As a brief example, consider a user currently browsing your site looking for a Canon DSLR. Assuming the customer has given a site permission to access their Facebook data, a quick approach would be to search Facebook for any of the customer’s friends (via their news feed) that mentioned “Canon” in a recent post. A more thorough approach would examine Facebook group names for photography terms (e.g., “Photography”, “Camera”, ) and present feedback only from Facebook users within that group. Yet another approach would be to show the customer users within their Photography Club group that had anything to say, positive or negative, about a Canon DSLR. A more refined approach would only show comments from friends within that group. Yet another possiblility:  Use geo-location services to figure out where the customer is and show a list of friends that have checked-in to company stores recently. There are a lot of possibilities, the accuracy of which depends on two things:

  • The way in which the accessible data is analyzed for information relevant to a customer’s current context
  • The willingness of the customer and those within their social network to share information

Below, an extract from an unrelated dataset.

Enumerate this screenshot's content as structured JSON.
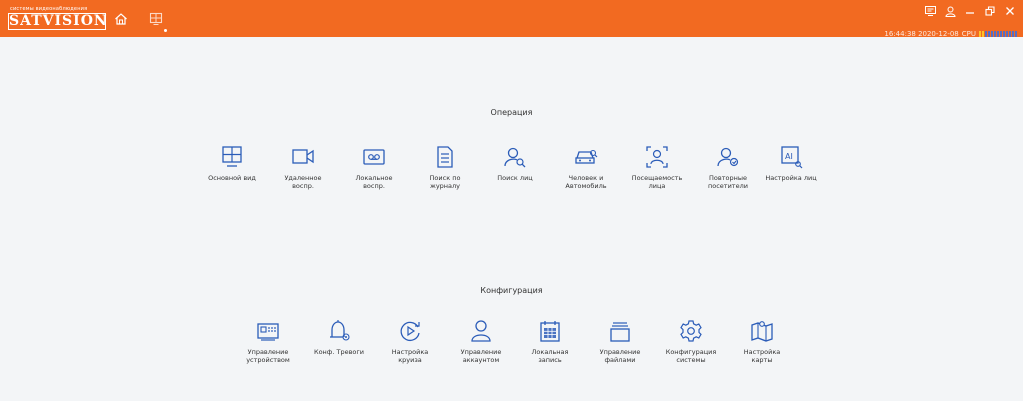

There are many reasons that people don’t want to share information with those outside of their social networks and there are many privacy concerns. There is a delicate balance here. As I’ve mentioned in other posts on privacy, what an individual derives from an interaction is usually equivalent to what they are willing to invest in that interaction. If a customer doesn’t want to share any opinions, experiences or thoughts with the online communities of which they are a part, then they’re not likely to reap much benefit in the long-term from those communities. The same goes for sites that integrate with social media;  if customers are unwilling to share via a social networks API, they’re are potentially limiting their personal user experience in the end. Of course, it is important for companies to understand that such data should be treated as proprietary and private information and it should be used solely to enhance the user experience. It should not be stored or shared with others in a way that can’t be replicated from a social networks API. In addition, customers should understand the privacy policies of sites that ask to integrate with their social data.

Mass Personalization?  Really?

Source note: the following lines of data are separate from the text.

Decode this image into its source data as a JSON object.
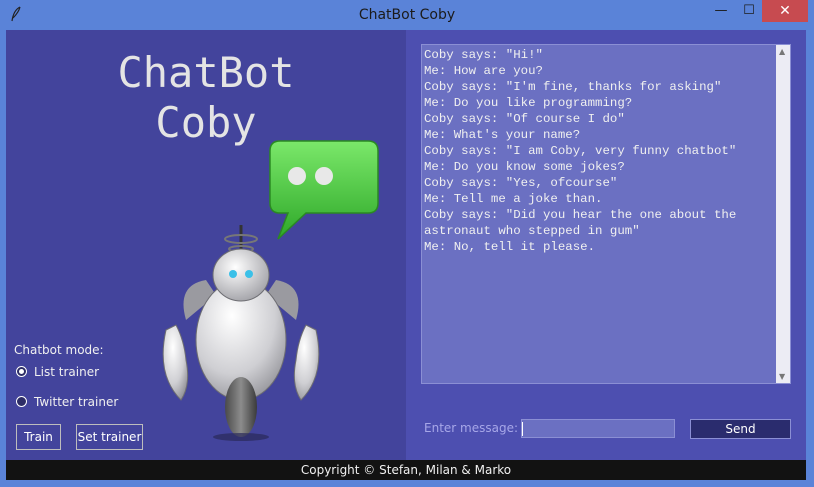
{
  "window": {
    "title": "ChatBot Coby",
    "min_glyph": "—",
    "max_glyph": "☐",
    "close_glyph": "✕",
    "app_icon": "feather-icon"
  },
  "left": {
    "headline_line1": "ChatBot",
    "headline_line2": "Coby",
    "illustration_icons": [
      "robot-icon",
      "speech-bubble-icon"
    ],
    "mode_label": "Chatbot mode:",
    "options": [
      {
        "label": "List trainer",
        "selected": true
      },
      {
        "label": "Twitter trainer",
        "selected": false
      }
    ],
    "train_button": "Train",
    "set_trainer_button": "Set trainer"
  },
  "chat": {
    "lines": [
      "Coby says: \"Hi!\"",
      "Me: How are you?",
      "Coby says: \"I'm fine, thanks for asking\"",
      "Me: Do you like programming?",
      "Coby says: \"Of course I do\"",
      "Me: What's your name?",
      "Coby says: \"I am Coby, very funny chatbot\"",
      "Me: Do you know some jokes?",
      "Coby says: \"Yes, ofcourse\"",
      "Me: Tell me a joke than.",
      "Coby says: \"Did you hear the one about the",
      "astronaut who stepped in gum\"",
      "Me: No, tell it please."
    ]
  },
  "input": {
    "label": "Enter message:",
    "value": "",
    "send_button": "Send"
  },
  "footer": {
    "text": "Copyright © Stefan, Milan & Marko"
  },
  "colors": {
    "left_panel": "#43449c",
    "right_panel": "#4d4fb0",
    "chat_bg": "#6b70c2",
    "bubble_green": "#4ccf3c",
    "close_red": "#c74b50"
  }
}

One oxymoron that I’ve seen tossed around a bit over the years is the concept of “mass personalization”. That’s fairly funny, actually. Personalization that is done by focusing on the collective choices or behaviors of a large group will likely only result in a site that treats users as if they fall into one of several stereo-typical groups. A good example of this is the political stage and you have to ask yourself if you would treat all of your customers as “Democrats” or “Republicans”!  That’s not likely to work for an eCommerce vendor for long, if at all. Companies should be thinking about more than user segmentation, they need to be investigating the unique traits, behaviors and relationships that describe the individual customer. Thinking along these lines begins to change the way one thinks about defining the user experience. A properly tailored user experience may, in fact, create such a one-of-a-kind interaction, that no two user interactions with a site are identical. Of course, this is again dependent upon customer’s willingness to share data within their communities with sites that they trust.

User Experience becomes Unique Experience

The future of personalization is moving toward individualization, which I define as the ability of a site to recognize and respond to a user as an individual, based on learned traits or behaviors. This, combined with the concept of peersonalization, could give the user an experience that so closely matches their own perceived views it would be as if the site and feedback were created only for them. Imagine being in a store stocked with products in which you have an interest along with additional products that are inter-related, high-percentage up-sell opportunities, or the favorites of influential peers. Barriers to acceptance will come down. And when that happens, the anxiety associated with clicking the “buy” button decreases dramatically.